I had a synth once called Poly. Well, it was called Poly-800 but those numbers seemed so impersonal so it was just Poly to me. I sold Poly to Demarnia Lloyd of Cloudboy in 1996. I’m sure Poly had a much better and more creative life with Demarnia than it would ever have with me. But I do sometimes miss Poly…

Strange Harvest - photo by Phoebe MacKenzie & Emily Berryman

Strange Harvest – photo by Phoebe MacKenzie & Emily Berryman

Day 10 of the May Month of Madness Marathon for NZ Music Month is a track from “Pattern Recognition” – the brand new third album from Dunedin duo Strange Harvest.

“Expression #14” is one of the more atmospheric songs on the album. Just synth, delay guitar and voice. And all the better to showcase the words.
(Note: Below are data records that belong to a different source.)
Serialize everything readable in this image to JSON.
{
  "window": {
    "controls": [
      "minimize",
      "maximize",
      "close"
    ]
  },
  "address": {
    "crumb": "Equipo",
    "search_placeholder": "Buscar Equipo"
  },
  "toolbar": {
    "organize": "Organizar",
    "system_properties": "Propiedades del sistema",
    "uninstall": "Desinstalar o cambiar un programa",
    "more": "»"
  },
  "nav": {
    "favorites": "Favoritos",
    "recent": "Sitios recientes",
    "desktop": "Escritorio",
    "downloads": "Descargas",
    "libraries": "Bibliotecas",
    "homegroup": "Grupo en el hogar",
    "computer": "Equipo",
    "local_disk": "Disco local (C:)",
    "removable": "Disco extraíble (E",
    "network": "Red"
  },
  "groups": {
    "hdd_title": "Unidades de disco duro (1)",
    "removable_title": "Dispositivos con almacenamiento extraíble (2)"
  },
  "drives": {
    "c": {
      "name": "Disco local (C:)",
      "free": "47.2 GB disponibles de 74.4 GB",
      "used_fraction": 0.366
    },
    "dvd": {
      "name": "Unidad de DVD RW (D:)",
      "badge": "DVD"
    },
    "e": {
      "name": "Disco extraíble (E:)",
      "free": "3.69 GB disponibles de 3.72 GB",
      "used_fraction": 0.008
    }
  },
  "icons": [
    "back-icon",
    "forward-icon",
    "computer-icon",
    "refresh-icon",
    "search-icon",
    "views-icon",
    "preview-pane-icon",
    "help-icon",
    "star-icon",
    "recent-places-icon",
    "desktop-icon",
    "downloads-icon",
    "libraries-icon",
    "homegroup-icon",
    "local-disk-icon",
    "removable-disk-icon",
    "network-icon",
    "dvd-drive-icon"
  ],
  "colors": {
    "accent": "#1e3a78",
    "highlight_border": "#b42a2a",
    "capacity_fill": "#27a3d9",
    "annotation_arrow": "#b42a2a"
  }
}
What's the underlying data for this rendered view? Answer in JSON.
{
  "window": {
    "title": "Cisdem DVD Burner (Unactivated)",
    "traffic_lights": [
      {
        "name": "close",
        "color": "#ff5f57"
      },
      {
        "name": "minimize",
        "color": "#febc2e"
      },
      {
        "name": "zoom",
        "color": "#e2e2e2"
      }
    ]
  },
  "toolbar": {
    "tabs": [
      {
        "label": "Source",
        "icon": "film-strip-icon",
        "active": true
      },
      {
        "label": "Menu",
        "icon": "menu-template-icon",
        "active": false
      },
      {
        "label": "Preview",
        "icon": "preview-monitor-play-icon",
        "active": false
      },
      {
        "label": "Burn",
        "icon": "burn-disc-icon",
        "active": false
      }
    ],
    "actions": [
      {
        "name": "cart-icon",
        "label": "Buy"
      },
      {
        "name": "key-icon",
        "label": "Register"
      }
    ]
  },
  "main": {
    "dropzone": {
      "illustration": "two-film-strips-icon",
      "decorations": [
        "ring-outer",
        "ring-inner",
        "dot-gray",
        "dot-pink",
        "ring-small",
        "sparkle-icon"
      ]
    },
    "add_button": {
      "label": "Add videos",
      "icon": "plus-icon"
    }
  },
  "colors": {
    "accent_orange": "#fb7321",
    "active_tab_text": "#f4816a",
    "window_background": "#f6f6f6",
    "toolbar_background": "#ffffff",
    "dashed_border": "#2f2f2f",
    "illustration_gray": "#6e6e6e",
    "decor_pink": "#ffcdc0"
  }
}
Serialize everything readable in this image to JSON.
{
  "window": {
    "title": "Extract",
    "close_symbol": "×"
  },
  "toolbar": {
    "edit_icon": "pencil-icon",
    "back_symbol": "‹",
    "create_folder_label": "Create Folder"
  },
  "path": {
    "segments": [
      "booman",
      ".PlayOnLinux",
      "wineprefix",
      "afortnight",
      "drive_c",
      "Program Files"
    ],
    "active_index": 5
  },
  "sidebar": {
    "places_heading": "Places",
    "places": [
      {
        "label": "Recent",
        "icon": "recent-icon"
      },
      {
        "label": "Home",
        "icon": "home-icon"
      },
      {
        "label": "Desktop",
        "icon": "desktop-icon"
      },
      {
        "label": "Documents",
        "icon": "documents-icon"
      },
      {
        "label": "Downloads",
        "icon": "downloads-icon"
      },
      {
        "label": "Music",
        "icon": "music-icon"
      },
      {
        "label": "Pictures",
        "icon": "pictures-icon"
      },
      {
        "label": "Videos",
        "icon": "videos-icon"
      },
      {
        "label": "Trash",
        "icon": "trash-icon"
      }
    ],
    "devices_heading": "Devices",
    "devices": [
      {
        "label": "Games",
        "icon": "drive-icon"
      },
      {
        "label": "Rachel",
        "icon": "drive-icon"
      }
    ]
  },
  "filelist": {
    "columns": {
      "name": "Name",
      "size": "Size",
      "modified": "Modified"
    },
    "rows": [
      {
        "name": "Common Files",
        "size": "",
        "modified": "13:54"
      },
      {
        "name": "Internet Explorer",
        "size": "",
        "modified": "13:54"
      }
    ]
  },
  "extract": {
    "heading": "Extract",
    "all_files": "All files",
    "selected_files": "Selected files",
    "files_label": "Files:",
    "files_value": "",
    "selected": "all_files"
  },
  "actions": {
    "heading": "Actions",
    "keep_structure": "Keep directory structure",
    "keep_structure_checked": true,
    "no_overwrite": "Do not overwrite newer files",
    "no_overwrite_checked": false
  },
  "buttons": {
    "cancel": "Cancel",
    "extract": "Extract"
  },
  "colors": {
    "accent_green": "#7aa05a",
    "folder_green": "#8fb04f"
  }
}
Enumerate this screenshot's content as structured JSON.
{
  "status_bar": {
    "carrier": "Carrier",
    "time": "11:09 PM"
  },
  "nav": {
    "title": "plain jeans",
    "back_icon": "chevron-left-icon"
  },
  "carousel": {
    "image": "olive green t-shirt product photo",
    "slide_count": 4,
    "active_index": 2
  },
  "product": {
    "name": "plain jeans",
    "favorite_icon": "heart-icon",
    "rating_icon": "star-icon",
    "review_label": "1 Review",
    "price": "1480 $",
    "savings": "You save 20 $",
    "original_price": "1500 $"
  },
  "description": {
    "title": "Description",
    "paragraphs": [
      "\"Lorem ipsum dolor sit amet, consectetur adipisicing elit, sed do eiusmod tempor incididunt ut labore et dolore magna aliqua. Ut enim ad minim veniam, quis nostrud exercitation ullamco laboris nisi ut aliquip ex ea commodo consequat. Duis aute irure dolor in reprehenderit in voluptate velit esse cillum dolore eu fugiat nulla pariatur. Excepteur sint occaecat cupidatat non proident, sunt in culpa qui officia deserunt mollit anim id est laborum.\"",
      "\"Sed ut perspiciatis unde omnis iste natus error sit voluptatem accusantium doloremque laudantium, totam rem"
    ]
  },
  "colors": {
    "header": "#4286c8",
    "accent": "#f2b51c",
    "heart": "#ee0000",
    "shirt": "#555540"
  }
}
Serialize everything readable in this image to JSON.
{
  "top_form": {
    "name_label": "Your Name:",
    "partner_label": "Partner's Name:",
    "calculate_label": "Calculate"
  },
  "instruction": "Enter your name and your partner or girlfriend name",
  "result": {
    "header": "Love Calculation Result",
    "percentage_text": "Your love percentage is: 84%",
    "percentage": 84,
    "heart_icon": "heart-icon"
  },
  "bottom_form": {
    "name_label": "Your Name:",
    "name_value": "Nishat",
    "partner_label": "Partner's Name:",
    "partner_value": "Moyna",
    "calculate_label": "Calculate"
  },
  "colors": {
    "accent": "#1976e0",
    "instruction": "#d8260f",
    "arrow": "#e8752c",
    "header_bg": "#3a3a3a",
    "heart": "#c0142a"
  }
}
Those words are one of the big standouts on “Pattern Recognition”. The lyrics (or sometimes spoken word pictures) are mysterious and evocative short stories about places and feelings that are from some parallel world. The lines “Come quickly/ you mustn’t miss the dawn/ it will never be quite like this again” have stuck in my mind ever since I first heard this song last year. They capture the fleeting impermanence of human experience perfectly.

Most other tracks are propelled along on beats programmed by keyboard player & vocalist Skye Strange. Some of them enter the territory of dance music. Death Disco dance music perhaps, but some of those slinky/ crunching beats are at BPMs that will get limbs twitching.

There’s a graininess about “Pattern Recognition” which gives it a sinister claustrophobic feeling at times. It’s not lo-fi but it’s less glossy than “Inside A Replica City” (2013). It does feel like it was recorded in an “Abandoned Airport” building.

In fact it was recorded in a decaying inner city Victorian era building in Dunedin. I’m sure in some of the quiet passages you can hear plaster from the ceiling falling into the inflatable paddling pool used to collect leaking rainwater in the recording room.

According to this Radio NZ interview “Pattern Recognition” was meant to be about some kind of dystopian future, but they say it turned out all that stuff happened last year anyway.

In case you haven’t noticed already Strange Harvest do the best band interviews ever.

Here’s “We Are All The Same” from Exgynoid. Listen in and then read on…

As explained on Shunkan’s Facebook page, Shunkan started out as Marina Sakimoto, became a band and, along the way, left a musical crumb trail of lo-fi shoe-gaze dream-pop, electronic pop, and experimental ambient-electronica soundscapes, before becoming the crunching power-pop band of “Our Names” from the forthcoming debut album “The Pink Noise”.

Potentially confusing? There’s nothing wrong with sonic diversity and keeping people guessing about identity and genre. However, Marina decided to create a separate identity – Exgynoid – for her solo, electronic based music. The three-song “CULTUS” is our introduction.

“Character Customization” is a brief instrumental introduction before the two main courses – both of which demonstrate a mastery of pop song-craft in quite different and unusual/ adventurous ways.

“Candy” is sweet pop, with a kind of faux mandolin, and recognisably Shunkan/ Marina Sakimoto (that distinctive voice & command of melodic songwriting), but the two different instrumental bridges/ drops are thrilling & fun.

“We Are All The Same” is another beautifully crafted pop song, vocal gymnastics bouncing on top of a minimalist electronic echo-pulse. Perfect. Just like the name Exgynoid. Machine synthesis (re)taking humanoid form. Welcome.